·         The Key Guarantees did not address the high levels of uncertainty people were experiencing. It was important that the council’s Head of Wellbeing worked more closely with the Regeneration team.

·         A document should be produced to provide information about the symptoms of anxiety and inform residents about the mental health services available in the borough. Should the council fail to do this, residents would act to distribute the information.

 

Following the representations, the Chair invited officers to respond to issues raised. The Estate Regeneration Programme Manager, Julian Hart, Assistant Director of Housing Regeneration, Neil Vokes, and Director of Strategic Housing, Regeneration and Communities, Rachel Sharpe, provided the following information.

 

·         In relation to the decision by the Secretary of State not to confirm the Aylesbury CPO in September 2016, officers were confident that the situation in Lambeth was very different to that of Southwark. Officers had reviewed the ruling and assessed that the Key Guarantees offered more to residents. The proposed Key Guarantees had been independently benchmarked against offers from other councils and all legal obligations had been met.

·         The Key Guarantees set out a clear process for equalities. Officers would continuously collect information about resident’s circumstances the EIA would be repeated at key stages throughout the regeneration process.

·         The proposed Key Guarantees were an improvement on those previously put forward, and subject to their approval, officers would reissue the revised booklets to residents no later than May 2017.

·         Residents would not be expected to pay for adaptations to properties required by their disabilities.

·         Officers were aware of vulnerable people on the estate and the effect the regeneration could be having on their mental health. Officers would produce some written material on mental health services and distribute this to residents.

 

Officers then provided the following information in response to questions from members of Cabinet:

 

·         In light of the points raised by the Secretary of State, a full review had been undertaken including independent benchmarking. Officers were confident that the offer from Lambeth was significantly stronger than those previously offered by Southwark.

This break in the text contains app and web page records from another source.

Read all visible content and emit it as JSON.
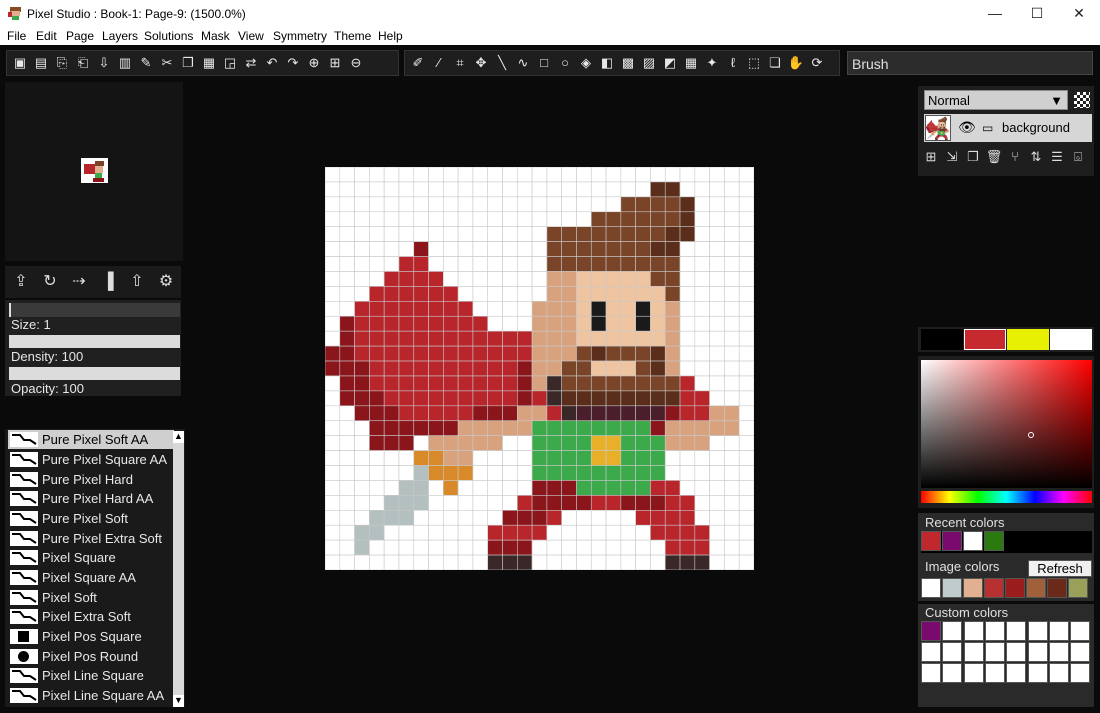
{
  "window": {
    "title": "Pixel Studio : Book-1: Page-9:  (1500.0%)",
    "minimize": "—",
    "maximize": "☐",
    "close": "✕"
  },
  "menu": [
    "File",
    "Edit",
    "Page",
    "Layers",
    "Solutions",
    "Mask",
    "View",
    "Symmetry",
    "Theme",
    "Help"
  ],
  "toolbar": {
    "file_tools": [
      "save-icon",
      "save-as-icon",
      "export-icon",
      "export-alt-icon",
      "import-icon",
      "page-icon",
      "brush-icon",
      "cut-icon",
      "copy-icon",
      "paste-icon",
      "paste-special-icon",
      "swap-icon",
      "undo-icon",
      "redo-icon",
      "zoom-in-icon",
      "zoom-fit-icon",
      "zoom-out-icon"
    ],
    "draw_tools": [
      "pencil-icon",
      "eyedropper-icon",
      "crop-icon",
      "move-icon",
      "line-icon",
      "curve-icon",
      "rectangle-icon",
      "ellipse-icon",
      "fill-icon",
      "gradient-icon",
      "pattern-icon",
      "dither-icon",
      "stamp-icon",
      "checker-tool-icon",
      "magic-wand-icon",
      "lasso-icon",
      "select-icon",
      "layer-copy-icon",
      "hand-icon",
      "rotate-icon"
    ],
    "current_tool": "Brush"
  },
  "brush": {
    "size_label": "Size: 1",
    "density_label": "Density: 100",
    "opacity_label": "Opacity: 100"
  },
  "brush_list": [
    "Pure Pixel Soft AA",
    "Pure Pixel Square AA",
    "Pure Pixel Hard",
    "Pure Pixel Hard AA",
    "Pure Pixel Soft",
    "Pure Pixel Extra Soft",
    "Pixel Square",
    "Pixel Square AA",
    "Pixel Soft",
    "Pixel Extra Soft",
    "Pixel Pos Square",
    "Pixel Pos Round",
    "Pixel Line Square",
    "Pixel Line Square AA"
  ],
  "layers": {
    "blend_mode": "Normal",
    "layer_name": "background"
  },
  "colors": {
    "palette_bar": [
      "#000000",
      "#c62a2f",
      "#e6f000",
      "#ffffff"
    ],
    "recent_title": "Recent colors",
    "recent": [
      "#c0282e",
      "#7a0a6e",
      "#ffffff",
      "#2a7a10"
    ],
    "image_title": "Image colors",
    "refresh_label": "Refresh",
    "image": [
      "#ffffff",
      "#c0cccc",
      "#e0b090",
      "#b83030",
      "#9a1c1c",
      "#a0603a",
      "#6a2a1a",
      "#98a05a"
    ],
    "custom_title": "Custom colors",
    "custom_first": "#7a0a6e"
  },
  "art": {
    "cols": 29,
    "rows": 27,
    "palette": {
      "W": "#ffffff",
      "R": "#b8262c",
      "D": "#8a161c",
      "B": "#7a4428",
      "K": "#5a2e1a",
      "S": "#d9a27e",
      "L": "#efc4a0",
      "E": "#1a1a1a",
      "G": "#3caa4a",
      "Y": "#e8b028",
      "O": "#d88a2a",
      "A": "#b4c0c0",
      "N": "#3a2828",
      "P": "#4a1e2a"
    },
    "pixels": [
      "WWWWWWWWWWWWWWWWWWWWWWWWWWWWW",
      "WWWWWWWWWWWWWWWWWWWWWWKKWWWWW",
      "WWWWWWWWWWWWWWWWWWWWBBBBKWWWW",
      "WWWWWWWWWWWWWWWWWWBBBBBBKWWWW",
      "WWWWWWWWWWWWWWWBBBBBBBBKKWWWW",
      "WWWWWWDWWWWWWWWBBBBBBBKKWWWWW",
      "WWWWWRRWWWWWWWWBBBBBBBBBWWWWW",
      "WWWWRRRRWWWWWWWSSLLLLLBBWWWWW",
      "WWWRRRRRRWWWWWWSSLLLLLLBWWWWW",
      "WWRRRRRRRRWWWWSSSLELLELSWWWWW",
      "WDRRRRRRRRRWWWSSSLELLELSWWWWW",
      "WDRRRRRRRRRRRRSSSLLLLLLSWWWWW",
      "DDRRRRRRRRRRRRSSSBKBBBKSWWWWW",
      "DDDRRRRRRRRRRDSSBBLLLBKSWWWWW",
      "WDDRRRRRRRRRRDSNBBBBBBBBRWWWW",
      "WDDDRRRRRRRRRDRNKKKKKKKKRRWWW",
      "WWDDDRRRRRDDDSSRNPPPPPPDRRSSW",
      "WWWDDDDDDSSSSSGGGGGGGGDSSSSSW",
      "WWWDDDWSSSSSWWGGGGYYGGGSSSWWW",
      "WWWWWWOOSSWWWWGGGGYYGGGWWWWWW",
      "WWWWWWAOOOWWWWGGGGGGGGGWWWWWW",
      "WWWWWAAWOWWWWWDDDGGGGGRRWWWWW",
      "WWWWAAAWWWWWWRDDDDRRDDDRRWWWW",
      "WWWAAAWWWWWWDDDRWWWWWRRRRWWWW",
      "WWAAWWWWWWWRRRRWWWWWWWRRRRWWW",
      "WWAWWWWWWWWDDDWWWWWWWWWRRRWWW",
      "WWWWWWWWWWWNNNWWWWWWWWWNNNWWW"
    ]
  }
}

·         Since 2015 the council had consulted with residents in a variety of ways. Initial discussions were held with Tenants’ Council and Leaseholders’ Council, the results of which fed into the initial Key Guarantees which were adopted by Cabinet in July 2015. Responses were collected from residents and a revised set of Key Guarantees was produced in summer 2016. Subsequent responses were collected in autumn 2016 during a formal consultation which fed into the final set of Key Guarantees. Aside from these processes, officers had also been engaged in a range of events and drop-in sessions with residents.

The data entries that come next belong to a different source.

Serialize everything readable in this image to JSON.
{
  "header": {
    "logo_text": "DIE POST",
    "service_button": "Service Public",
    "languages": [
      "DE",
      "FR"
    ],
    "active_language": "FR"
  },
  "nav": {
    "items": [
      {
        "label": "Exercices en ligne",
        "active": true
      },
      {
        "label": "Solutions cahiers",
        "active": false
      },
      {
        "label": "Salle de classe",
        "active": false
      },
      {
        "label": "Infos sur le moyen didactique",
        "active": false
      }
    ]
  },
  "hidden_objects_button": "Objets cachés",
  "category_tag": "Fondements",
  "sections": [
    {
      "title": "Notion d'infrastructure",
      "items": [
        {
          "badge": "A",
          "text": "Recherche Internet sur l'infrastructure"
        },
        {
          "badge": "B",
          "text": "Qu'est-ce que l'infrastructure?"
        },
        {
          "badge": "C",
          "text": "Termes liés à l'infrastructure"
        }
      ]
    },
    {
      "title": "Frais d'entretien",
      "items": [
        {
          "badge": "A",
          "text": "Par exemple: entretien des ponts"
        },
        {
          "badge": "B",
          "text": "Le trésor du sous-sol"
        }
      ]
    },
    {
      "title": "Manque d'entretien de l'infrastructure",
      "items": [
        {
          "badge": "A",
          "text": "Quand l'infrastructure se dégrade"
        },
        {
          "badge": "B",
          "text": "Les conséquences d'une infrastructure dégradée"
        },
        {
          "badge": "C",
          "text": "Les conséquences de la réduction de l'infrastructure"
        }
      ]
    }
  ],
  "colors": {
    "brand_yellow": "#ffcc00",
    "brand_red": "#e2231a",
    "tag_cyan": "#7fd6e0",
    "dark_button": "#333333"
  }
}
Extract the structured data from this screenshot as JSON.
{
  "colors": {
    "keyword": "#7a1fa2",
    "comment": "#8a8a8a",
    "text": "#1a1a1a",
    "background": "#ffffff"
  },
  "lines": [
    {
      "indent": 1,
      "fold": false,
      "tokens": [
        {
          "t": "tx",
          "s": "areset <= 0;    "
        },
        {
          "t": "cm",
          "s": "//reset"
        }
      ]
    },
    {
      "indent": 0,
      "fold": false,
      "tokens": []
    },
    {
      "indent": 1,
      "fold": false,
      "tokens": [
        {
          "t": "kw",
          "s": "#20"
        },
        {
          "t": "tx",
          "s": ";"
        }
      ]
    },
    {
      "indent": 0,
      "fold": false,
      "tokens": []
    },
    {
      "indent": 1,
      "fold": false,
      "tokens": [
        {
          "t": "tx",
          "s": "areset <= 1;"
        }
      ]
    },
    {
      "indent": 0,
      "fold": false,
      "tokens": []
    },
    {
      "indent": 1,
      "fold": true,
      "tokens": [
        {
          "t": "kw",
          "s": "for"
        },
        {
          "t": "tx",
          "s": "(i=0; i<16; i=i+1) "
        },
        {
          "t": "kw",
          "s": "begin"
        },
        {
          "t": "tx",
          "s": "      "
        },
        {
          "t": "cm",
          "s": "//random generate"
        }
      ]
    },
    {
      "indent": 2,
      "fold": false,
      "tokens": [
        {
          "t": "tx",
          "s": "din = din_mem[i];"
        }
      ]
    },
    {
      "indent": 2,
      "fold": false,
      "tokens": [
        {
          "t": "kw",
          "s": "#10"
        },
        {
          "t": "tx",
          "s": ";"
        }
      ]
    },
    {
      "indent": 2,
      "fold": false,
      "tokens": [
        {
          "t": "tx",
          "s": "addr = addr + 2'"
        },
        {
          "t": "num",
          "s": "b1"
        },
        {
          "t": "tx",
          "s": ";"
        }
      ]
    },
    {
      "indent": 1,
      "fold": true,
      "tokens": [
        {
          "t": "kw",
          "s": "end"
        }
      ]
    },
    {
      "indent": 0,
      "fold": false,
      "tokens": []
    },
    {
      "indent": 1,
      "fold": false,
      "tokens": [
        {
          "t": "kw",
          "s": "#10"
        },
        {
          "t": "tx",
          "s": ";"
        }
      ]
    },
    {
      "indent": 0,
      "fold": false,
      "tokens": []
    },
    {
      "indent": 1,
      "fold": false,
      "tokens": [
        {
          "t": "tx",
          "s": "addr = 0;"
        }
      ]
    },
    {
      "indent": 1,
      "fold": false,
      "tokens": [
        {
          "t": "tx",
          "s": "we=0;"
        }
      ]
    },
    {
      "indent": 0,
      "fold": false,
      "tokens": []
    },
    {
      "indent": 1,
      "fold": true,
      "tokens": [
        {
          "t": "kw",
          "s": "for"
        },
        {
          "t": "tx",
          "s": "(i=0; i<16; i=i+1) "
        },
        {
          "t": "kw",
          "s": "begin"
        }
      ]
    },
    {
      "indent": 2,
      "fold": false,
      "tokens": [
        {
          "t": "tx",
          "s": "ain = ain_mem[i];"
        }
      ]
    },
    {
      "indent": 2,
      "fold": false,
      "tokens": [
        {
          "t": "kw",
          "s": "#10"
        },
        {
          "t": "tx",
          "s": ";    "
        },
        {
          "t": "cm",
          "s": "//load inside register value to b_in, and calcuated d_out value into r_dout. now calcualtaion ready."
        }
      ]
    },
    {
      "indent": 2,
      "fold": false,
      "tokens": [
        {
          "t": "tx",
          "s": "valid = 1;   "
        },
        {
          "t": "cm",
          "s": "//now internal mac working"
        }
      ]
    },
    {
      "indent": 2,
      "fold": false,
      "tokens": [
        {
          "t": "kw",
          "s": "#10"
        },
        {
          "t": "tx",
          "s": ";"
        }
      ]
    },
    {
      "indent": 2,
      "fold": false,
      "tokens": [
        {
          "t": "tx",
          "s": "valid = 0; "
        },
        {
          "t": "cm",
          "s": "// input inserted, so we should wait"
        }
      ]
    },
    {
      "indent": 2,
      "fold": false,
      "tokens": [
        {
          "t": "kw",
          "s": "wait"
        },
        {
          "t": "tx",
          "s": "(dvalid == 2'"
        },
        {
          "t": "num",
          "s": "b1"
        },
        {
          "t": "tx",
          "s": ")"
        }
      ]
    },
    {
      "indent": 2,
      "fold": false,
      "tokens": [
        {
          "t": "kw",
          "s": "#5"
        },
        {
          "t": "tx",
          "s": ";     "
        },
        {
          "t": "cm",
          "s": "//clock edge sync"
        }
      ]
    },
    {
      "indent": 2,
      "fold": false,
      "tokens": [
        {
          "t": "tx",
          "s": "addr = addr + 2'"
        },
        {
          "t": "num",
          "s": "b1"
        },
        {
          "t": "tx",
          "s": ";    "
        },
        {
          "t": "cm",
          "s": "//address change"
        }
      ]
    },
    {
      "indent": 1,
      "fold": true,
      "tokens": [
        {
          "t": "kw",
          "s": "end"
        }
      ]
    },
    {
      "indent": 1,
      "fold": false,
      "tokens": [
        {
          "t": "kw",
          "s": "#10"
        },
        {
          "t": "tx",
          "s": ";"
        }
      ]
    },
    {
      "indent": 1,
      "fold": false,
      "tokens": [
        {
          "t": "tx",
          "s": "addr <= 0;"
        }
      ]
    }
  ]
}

·         Key improvements had been made to offers regarding the porting of mortgages. Option B would offer current homeowners the opportunity to of a zero rent shared ownership and should this not be possible, Option C would allow shared ownership with rent. In cases where homeownership was no longer possible, the council would explore other alternatives, including a rented home on the rebuilt estate.

·         Residents would be involved in the general design of the redeveloped estates.

 

The Chair asked Councillor Matthew Bennett to confirm the recommended amendments before putting the recommendations to the vote.

 

RESOLVED:

 

1.    To approve the Key Guarantees for Tenants (the principles).

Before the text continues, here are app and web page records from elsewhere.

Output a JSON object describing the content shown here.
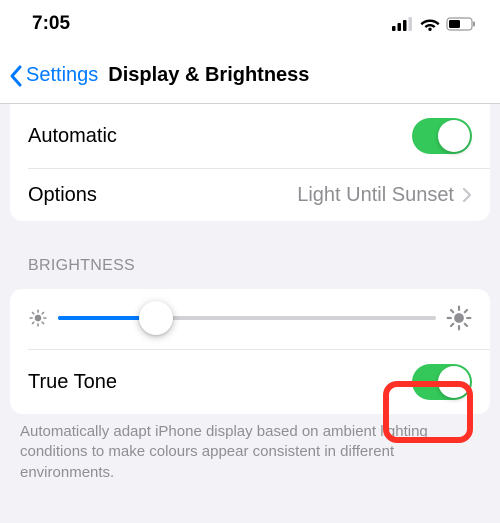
{
  "status": {
    "time": "7:05"
  },
  "nav": {
    "back_label": "Settings",
    "title": "Display & Brightness"
  },
  "rows": {
    "automatic": {
      "label": "Automatic",
      "on": true
    },
    "options": {
      "label": "Options",
      "value": "Light Until Sunset"
    },
    "truetone": {
      "label": "True Tone",
      "on": true
    }
  },
  "sections": {
    "brightness_header": "BRIGHTNESS",
    "truetone_footer": "Automatically adapt iPhone display based on ambient lighting conditions to make colours appear consistent in different environments."
  },
  "slider": {
    "value_percent": 26
  },
  "highlight": {
    "target": "truetone-toggle"
  }
}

2.    To approve the Key Guarantees for Homeowners (the principles).

3.    To require officers to produce revised Key Guarantee booklets for tenants and homeowners, embedding the proposed changes to the Key Guarantee mechanisms as set out in Appendix B. The booklets were to be produced and reissued by no later than May 2017.

4.    To delegate, to the Cabinet Member for Housing and the Strategic Director for Neighbourhoods and Growth, the authority to adapt the mechanisms of the Key Guarantees to residents where required to do so by changes to government legislation or regulation. Any substantive change to the Key Guarantees will require a further Cabinet decision, subject to consultation.